-kosher salt
- 2-4 tbsp butter, melted

Sprinkle yeast into warm water and stir to dissolve. Add sugar and salt and stir to dissolve. Add flour and knead dough until smooth and elastic. Let dough rise for at least 30 minutes.

While dough rises prepare a water bath, whisking the baking soda into 2 cups warm water. Be sure to stir often.

After dough has risen, pinch off bits of the dough and roll into a long rope (about 1/2 inch thick or less) and then shape. Dip pretzel into soda water solution and place on a greased baking sheet. Allow the pretzels to rise once more. Bake on 450 degrees F for about 10 minutes or until golden brown. Brush pretzels with melted butter and sprinkle with salt.

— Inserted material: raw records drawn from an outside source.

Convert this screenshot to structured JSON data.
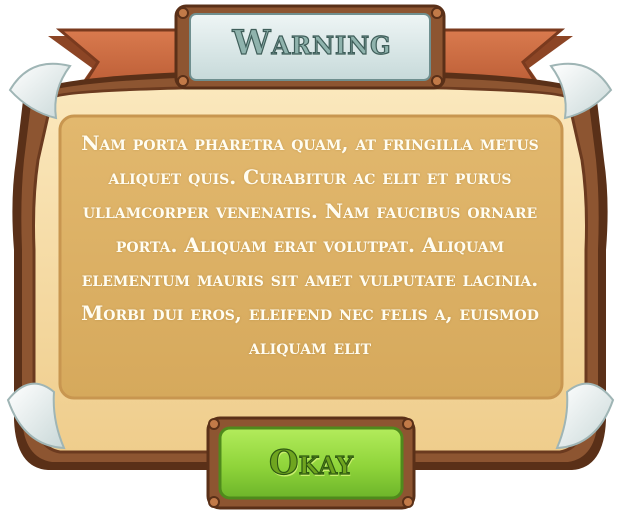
{
  "dialog": {
    "title": "Warning",
    "message": "Nam porta pharetra quam, at fringilla metus aliquet quis. Curabitur ac elit et purus ullamcorper venenatis. Nam faucibus ornare porta. Aliquam erat volutpat. Aliquam elementum mauris sit amet vulputate lacinia. Morbi dui eros, eleifend nec felis a, euismod aliquam elit",
    "ok_label": "Okay"
  },
  "colors": {
    "board_outer": "#7a4a2c",
    "board_parchment": "#f6d9a0",
    "board_inner": "#d9b06b",
    "ribbon": "#c9683f",
    "title_plate": "#d9e7e7",
    "button_green": "#8fd43a"
  },
  "icons": {
    "corner_leaf": "leaf-corner-icon"
  }
}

Sunday, October 4, 2009

Pastéis de Nata

I love Lisbon.

Anybody who has spoken with me since I returned from Europe would already know that. My heart was stolen by the narrow winding streets, rattling cable cars, sunny views of the coast, friendly locals and the pastry... the amazing, life-changing Portuguese pastry. It seemed that on every street corner there was a pastelaria displaying the perfectly crafted variations of puff pastry, custard, almond and egg fillings and flaky crusts.

Feeling ambitious on this beautifully brisk Sunday morning in Chicago I decided to give these pastries a try. I think it was more an attempt to relive the moments of pure happiness as I laid in a park, eating Pasteis de Belem, savoring the days of travel.

Anyway, they tasted good, a little heavy, NOTHING compared to the original but I would say a successful first effort. Check out the recipe I used and read more about the history of the Portuguese custard pastry here.

Thursday, October 1, 2009

Classic Madeleines- Oo La La!

In my mind, the French can do no wrong. French fashion, French food, French culture- I love it all. On a recent trip to Once Upon a Tart, the wonderful little bakery in SoHo, I was reminded of how much I also love French desserts. Upon entering the bakery, my eye was immediately drawn to the tray of Madeleines behind the counter. I ordered one of the delicious little cake-cookies along with my morning coffee, and was blown away by the mini treat! Light, lemony and fresh, this little Madeleine had it all.

Based on the simplicity of the cookie, Madeleines seemed the ideal dessert to bake for my first post. While the cookie was easy to make, I must let you know that there is a little extra work involved in making these treats. First of all, you must own, buy or borrow a Madeleine baking tray, as the cookie would be nothing without its iconic shape. And second of all, you need to be patient enough to wait at least 24 hours to eat one, as the dough needs to set in the fridge overnight. Although this may seem like a lot to ask for a batch of cookies, it is well worth the wait. Bon apetit!

Classic Madeleines
2/3 cup all-purpose flour
3/4 tsp baking powder
pinch of salt
1/2 cup sugar
grated zest of one lemon
2 large eggs at room temperature
2 tsp vanilla extract
3/4 stick (6 tbsp) unsalted butter, melted and cooled
powdered sugar (for dusting)

1. Begin by whisking together the flour, baking soda and salt in a bowl.
2. In a separate mixer bowl, rub sugar and lemon zest together with fingers.
3. Add eggs with whisk attachment, beating at medium/high speed until the mixture is pale, thick and light. This should take 2-3 minutes.
4. Beat vanilla extract into the sugar/egg/lemon mixture.
5. Gently fold in dry ingredients and melted butter with spatula. Continue to mix until the dough is moist and thick (see picture below). Refrigerate dough for up to two days.

6. After your dough has been in the fridge for a day or two, preheat the oven to 400 degrees.
7. If you do not have a non-stick Madeleine tray, be sure to thoroughly grease the molds. Butter is the best way to do this. *As you can see from my first photo, I did not butter my molds well enough, as the shape of the cookies is imperfect.
8. Fill each Madeleine mold about 2/3 of the way with dough. Do not worry about making sure they are all filled evenly; the baking process takes care of this naturally.
9. Set the Madeleine tray on a baking sheet and place into the oven. Bake for 8-10 minutes for mini Madeleines and 11-13 minutes for large Madeleines.
10. Remove from oven, let cookies set until cooled, and gently tap the tray onto the counter until the cookies slide out of the molds.
11. Lightly dust with powdered sugar, and voila! Your Madeleines are ready to serve.